*** DATA FOR THIS EXERCISE Section Begins ***

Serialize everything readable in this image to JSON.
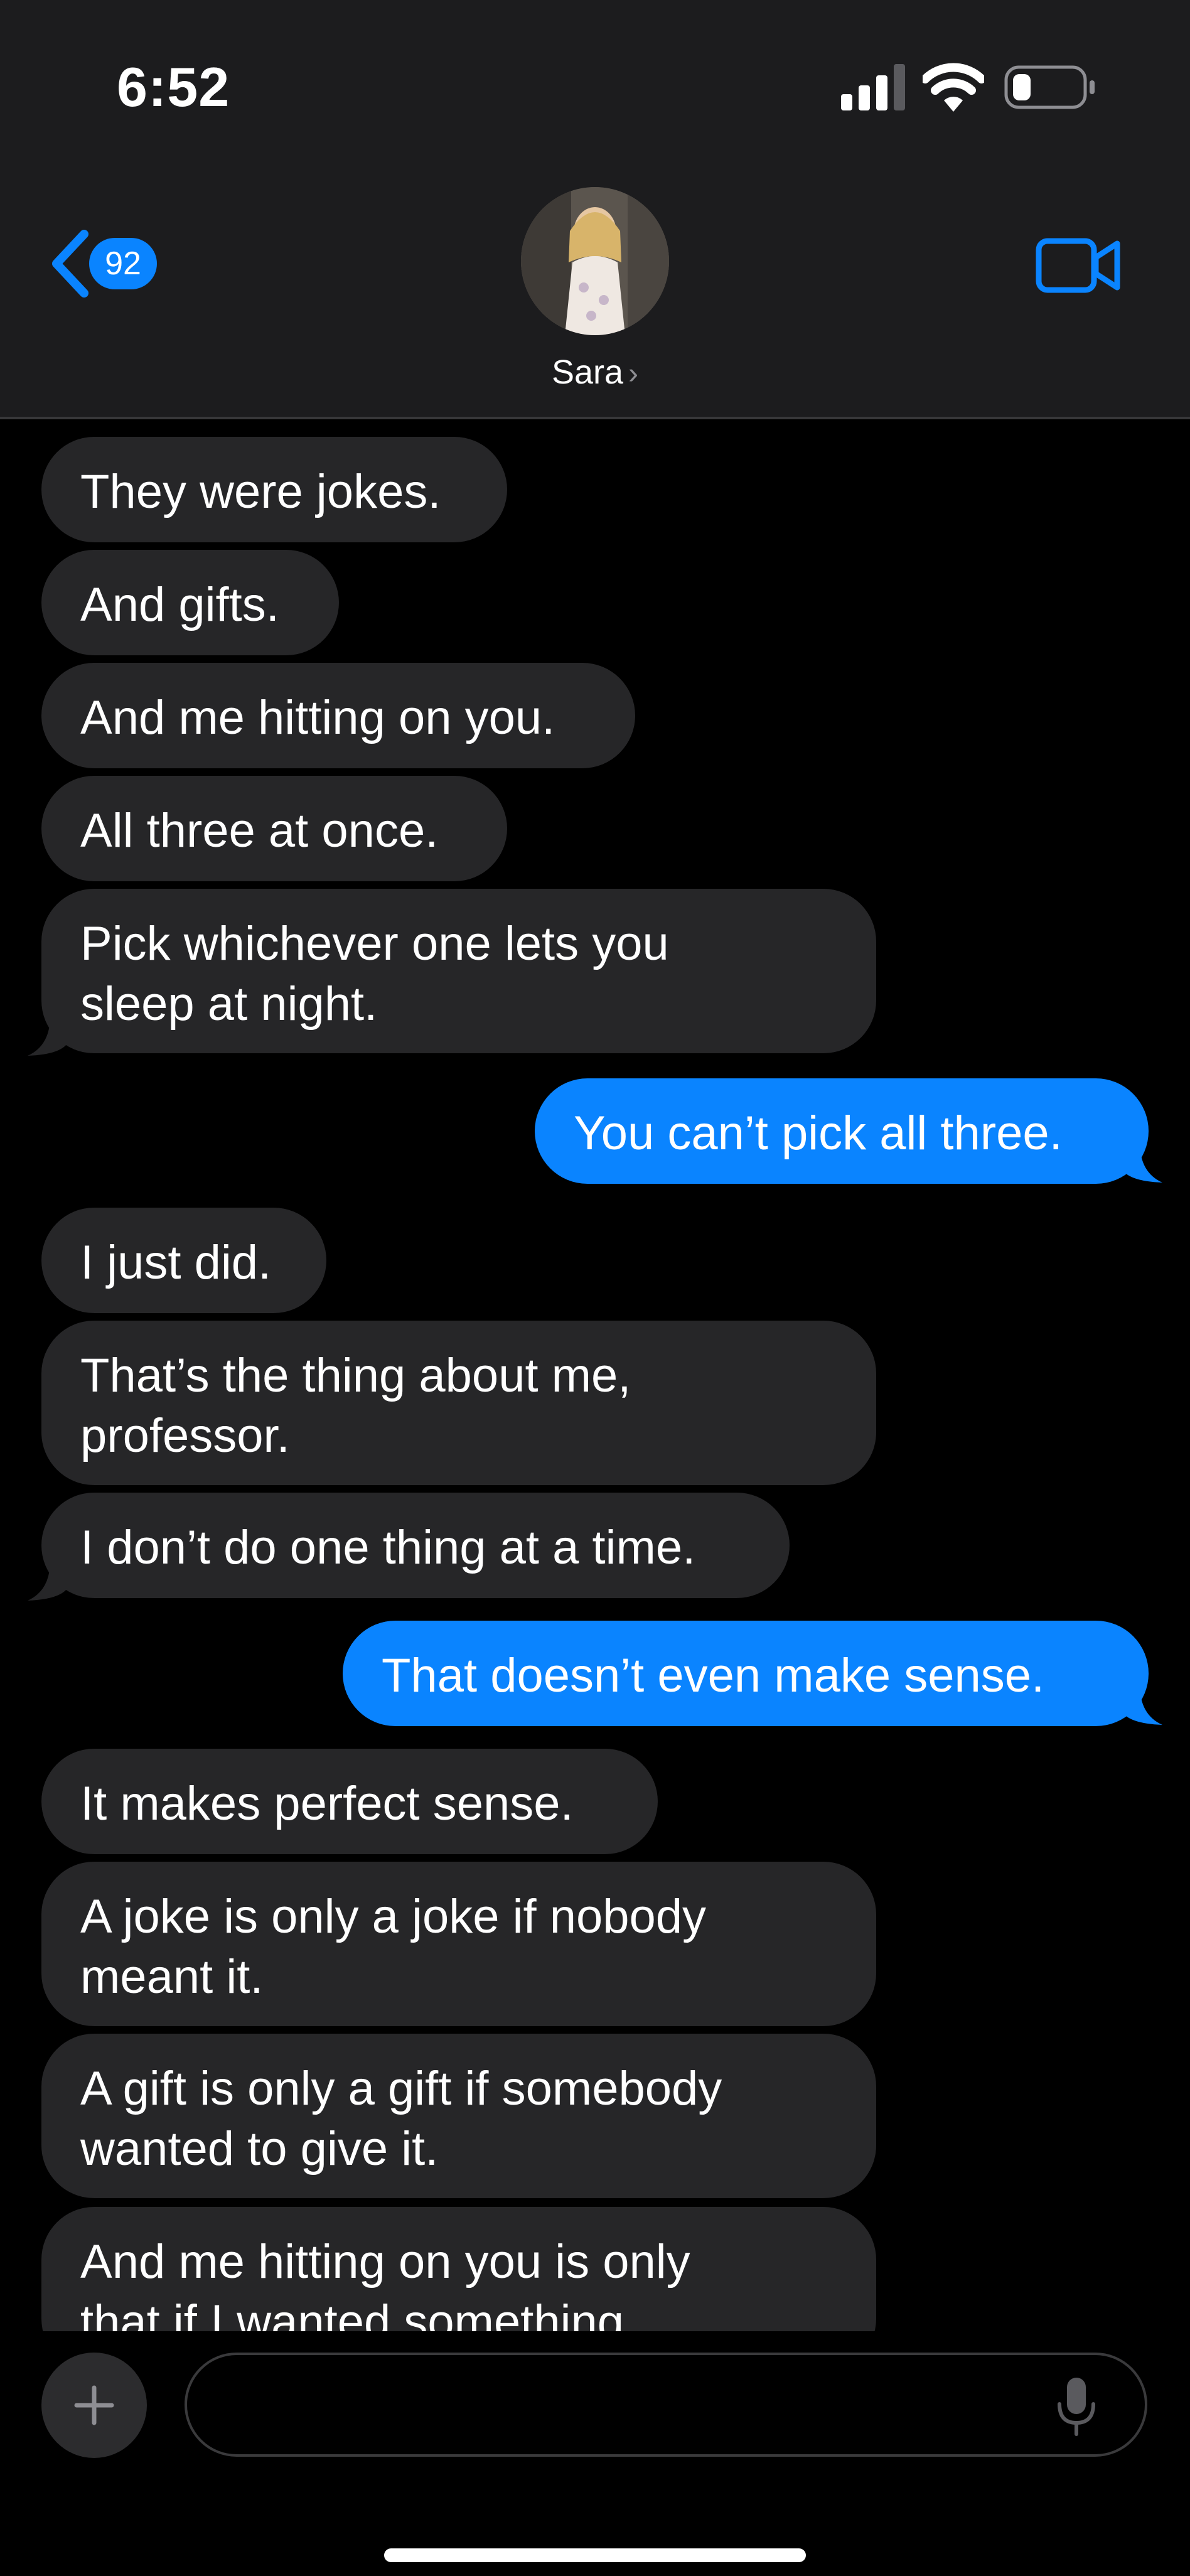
{
  "status_bar": {
    "time": "6:52"
  },
  "header": {
    "back_badge": "92",
    "contact_name": "Sara",
    "contact_chevron": "›"
  },
  "messages": [
    {
      "sender": "them",
      "text": "They were jokes."
    },
    {
      "sender": "them",
      "text": "And gifts."
    },
    {
      "sender": "them",
      "text": "And me hitting on you."
    },
    {
      "sender": "them",
      "text": "All three at once."
    },
    {
      "sender": "them",
      "text": "Pick whichever one lets you\nsleep at night."
    },
    {
      "sender": "me",
      "text": "You can’t pick all three."
    },
    {
      "sender": "them",
      "text": "I just did."
    },
    {
      "sender": "them",
      "text": "That’s the thing about me,\nprofessor."
    },
    {
      "sender": "them",
      "text": "I don’t do one thing at a time."
    },
    {
      "sender": "me",
      "text": "That doesn’t even make sense."
    },
    {
      "sender": "them",
      "text": "It makes perfect sense."
    },
    {
      "sender": "them",
      "text": "A joke is only a joke if nobody\nmeant it."
    },
    {
      "sender": "them",
      "text": "A gift is only a gift if somebody\nwanted to give it."
    },
    {
      "sender": "them",
      "text": "And me hitting on you is only\nthat if I wanted something."
    }
  ],
  "composer": {
    "placeholder": ""
  },
  "colors": {
    "incoming_bubble": "#262628",
    "outgoing_bubble": "#0a84ff",
    "header_bg": "#1c1c1e",
    "accent": "#0a84ff"
  },
  "icons": [
    "signal-icon",
    "wifi-icon",
    "battery-icon",
    "back-chevron-icon",
    "video-camera-icon",
    "plus-icon",
    "microphone-icon"
  ]
}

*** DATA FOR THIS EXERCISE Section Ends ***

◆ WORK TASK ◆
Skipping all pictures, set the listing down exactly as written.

◆ ANSWER AREA ◆
Serialize everything readable in this image to JSON.
{
  "status_bar": {
    "time": "6:52"
  },
  "header": {
    "back_badge": "92",
    "contact_name": "Sara",
    "contact_chevron": "›"
  },
  "messages": [
    {
      "sender": "them",
      "text": "They were jokes."
    },
    {
      "sender": "them",
      "text": "And gifts."
    },
    {
      "sender": "them",
      "text": "And me hitting on you."
    },
    {
      "sender": "them",
      "text": "All three at once."
    },
    {
      "sender": "them",
      "text": "Pick whichever one lets you\nsleep at night."
    },
    {
      "sender": "me",
      "text": "You can’t pick all three."
    },
    {
      "sender": "them",
      "text": "I just did."
    },
    {
      "sender": "them",
      "text": "That’s the thing about me,\nprofessor."
    },
    {
      "sender": "them",
      "text": "I don’t do one thing at a time."
    },
    {
      "sender": "me",
      "text": "That doesn’t even make sense."
    },
    {
      "sender": "them",
      "text": "It makes perfect sense."
    },
    {
      "sender": "them",
      "text": "A joke is only a joke if nobody\nmeant it."
    },
    {
      "sender": "them",
      "text": "A gift is only a gift if somebody\nwanted to give it."
    },
    {
      "sender": "them",
      "text": "And me hitting on you is only\nthat if I wanted something."
    }
  ],
  "composer": {
    "placeholder": ""
  },
  "colors": {
    "incoming_bubble": "#262628",
    "outgoing_bubble": "#0a84ff",
    "header_bg": "#1c1c1e",
    "accent": "#0a84ff"
  },
  "icons": [
    "signal-icon",
    "wifi-icon",
    "battery-icon",
    "back-chevron-icon",
    "video-camera-icon",
    "plus-icon",
    "microphone-icon"
  ]
}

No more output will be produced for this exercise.